> Assigned task
Without including the pictures, copy each line below exactly as it reads.

========================================

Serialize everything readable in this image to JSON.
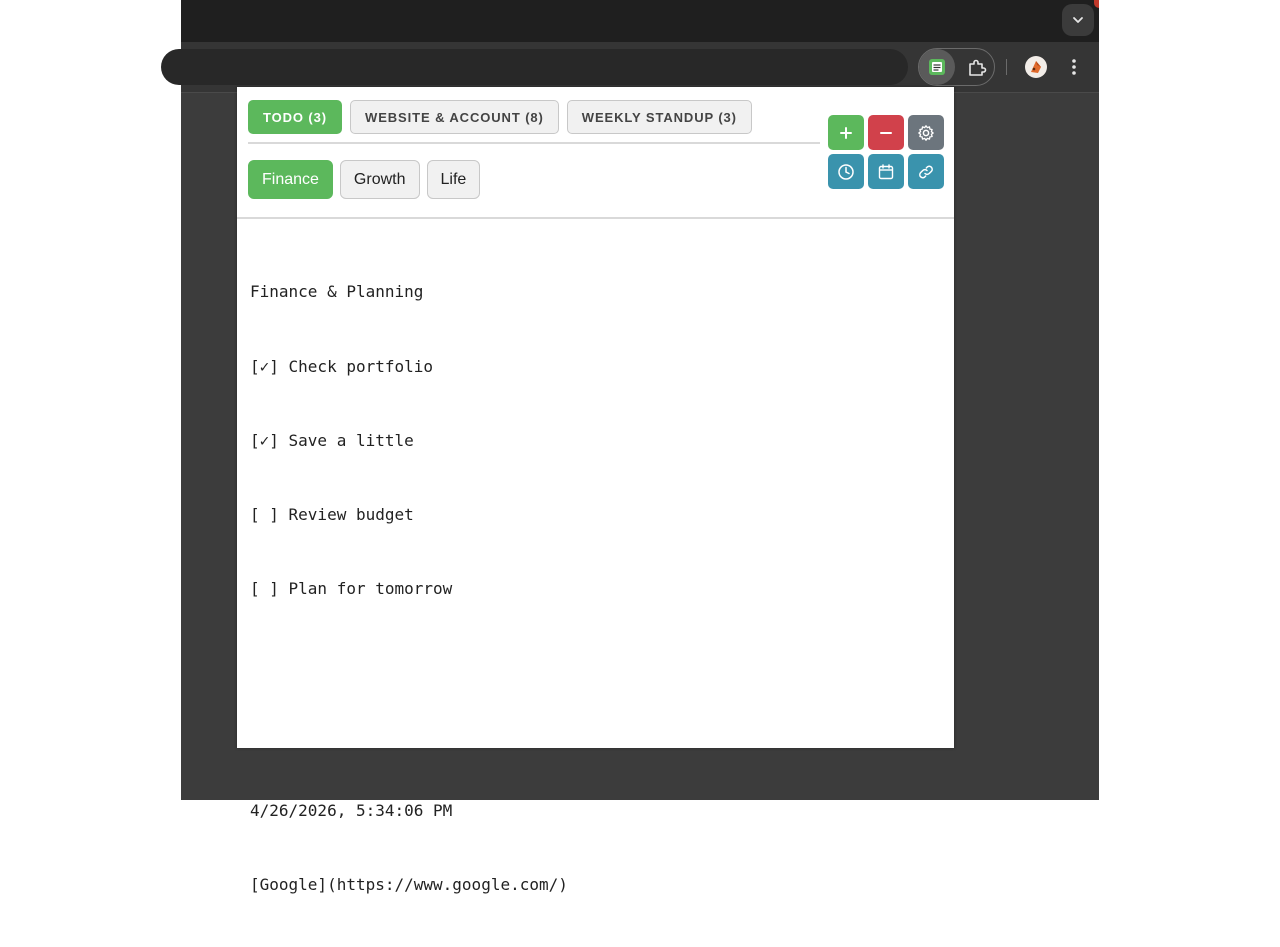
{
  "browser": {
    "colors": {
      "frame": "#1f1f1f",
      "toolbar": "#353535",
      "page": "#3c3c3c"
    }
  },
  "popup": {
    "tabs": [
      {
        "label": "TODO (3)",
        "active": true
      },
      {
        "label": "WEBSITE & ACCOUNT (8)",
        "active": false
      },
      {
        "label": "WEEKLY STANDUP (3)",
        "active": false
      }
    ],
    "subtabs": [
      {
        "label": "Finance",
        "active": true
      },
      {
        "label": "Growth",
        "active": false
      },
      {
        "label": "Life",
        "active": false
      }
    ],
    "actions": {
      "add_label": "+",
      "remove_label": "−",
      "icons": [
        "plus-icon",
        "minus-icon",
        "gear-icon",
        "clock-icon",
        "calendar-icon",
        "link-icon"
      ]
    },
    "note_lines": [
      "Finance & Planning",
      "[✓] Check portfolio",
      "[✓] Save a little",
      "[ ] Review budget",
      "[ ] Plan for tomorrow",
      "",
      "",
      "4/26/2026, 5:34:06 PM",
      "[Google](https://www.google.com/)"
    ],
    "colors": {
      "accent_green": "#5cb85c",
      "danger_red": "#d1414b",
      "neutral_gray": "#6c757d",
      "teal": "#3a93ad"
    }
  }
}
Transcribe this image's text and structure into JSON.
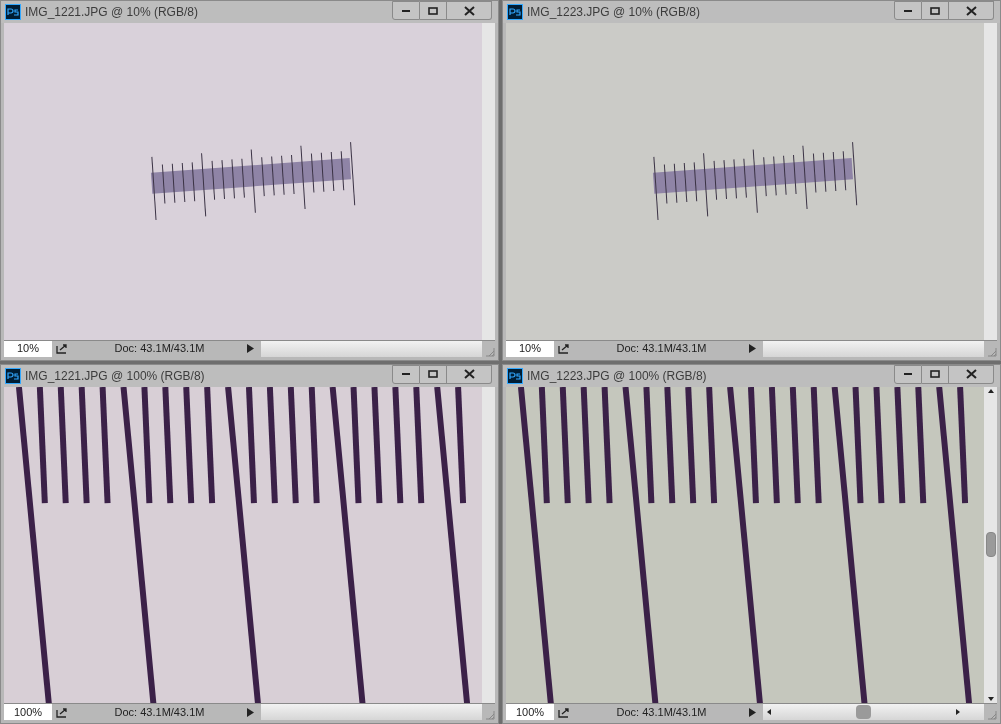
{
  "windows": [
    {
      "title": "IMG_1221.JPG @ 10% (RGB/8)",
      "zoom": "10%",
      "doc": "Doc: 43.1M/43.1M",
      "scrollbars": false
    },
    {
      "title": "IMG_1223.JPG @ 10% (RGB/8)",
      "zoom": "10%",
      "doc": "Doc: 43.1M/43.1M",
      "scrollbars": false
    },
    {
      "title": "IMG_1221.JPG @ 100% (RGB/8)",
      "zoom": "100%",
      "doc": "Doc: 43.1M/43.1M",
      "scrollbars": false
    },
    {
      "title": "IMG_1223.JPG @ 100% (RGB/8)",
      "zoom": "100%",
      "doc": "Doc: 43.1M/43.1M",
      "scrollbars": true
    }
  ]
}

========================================

> Answer to this task
Serialize everything readable in this image to JSON.
{
  "browser": {
    "colors": {
      "frame": "#1f1f1f",
      "toolbar": "#353535",
      "page": "#3c3c3c"
    }
  },
  "popup": {
    "tabs": [
      {
        "label": "TODO (3)",
        "active": true
      },
      {
        "label": "WEBSITE & ACCOUNT (8)",
        "active": false
      },
      {
        "label": "WEEKLY STANDUP (3)",
        "active": false
      }
    ],
    "subtabs": [
      {
        "label": "Finance",
        "active": true
      },
      {
        "label": "Growth",
        "active": false
      },
      {
        "label": "Life",
        "active": false
      }
    ],
    "actions": {
      "add_label": "+",
      "remove_label": "−",
      "icons": [
        "plus-icon",
        "minus-icon",
        "gear-icon",
        "clock-icon",
        "calendar-icon",
        "link-icon"
      ]
    },
    "note_lines": [
      "Finance & Planning",
      "[✓] Check portfolio",
      "[✓] Save a little",
      "[ ] Review budget",
      "[ ] Plan for tomorrow",
      "",
      "",
      "4/26/2026, 5:34:06 PM",
      "[Google](https://www.google.com/)"
    ],
    "colors": {
      "accent_green": "#5cb85c",
      "danger_red": "#d1414b",
      "neutral_gray": "#6c757d",
      "teal": "#3a93ad"
    }
  }
}
Transcribe this image's text and structure into JSON.
{
  "windows": [
    {
      "title": "IMG_1221.JPG @ 10% (RGB/8)",
      "zoom": "10%",
      "doc": "Doc: 43.1M/43.1M",
      "scrollbars": false
    },
    {
      "title": "IMG_1223.JPG @ 10% (RGB/8)",
      "zoom": "10%",
      "doc": "Doc: 43.1M/43.1M",
      "scrollbars": false
    },
    {
      "title": "IMG_1221.JPG @ 100% (RGB/8)",
      "zoom": "100%",
      "doc": "Doc: 43.1M/43.1M",
      "scrollbars": false
    },
    {
      "title": "IMG_1223.JPG @ 100% (RGB/8)",
      "zoom": "100%",
      "doc": "Doc: 43.1M/43.1M",
      "scrollbars": true
    }
  ]
}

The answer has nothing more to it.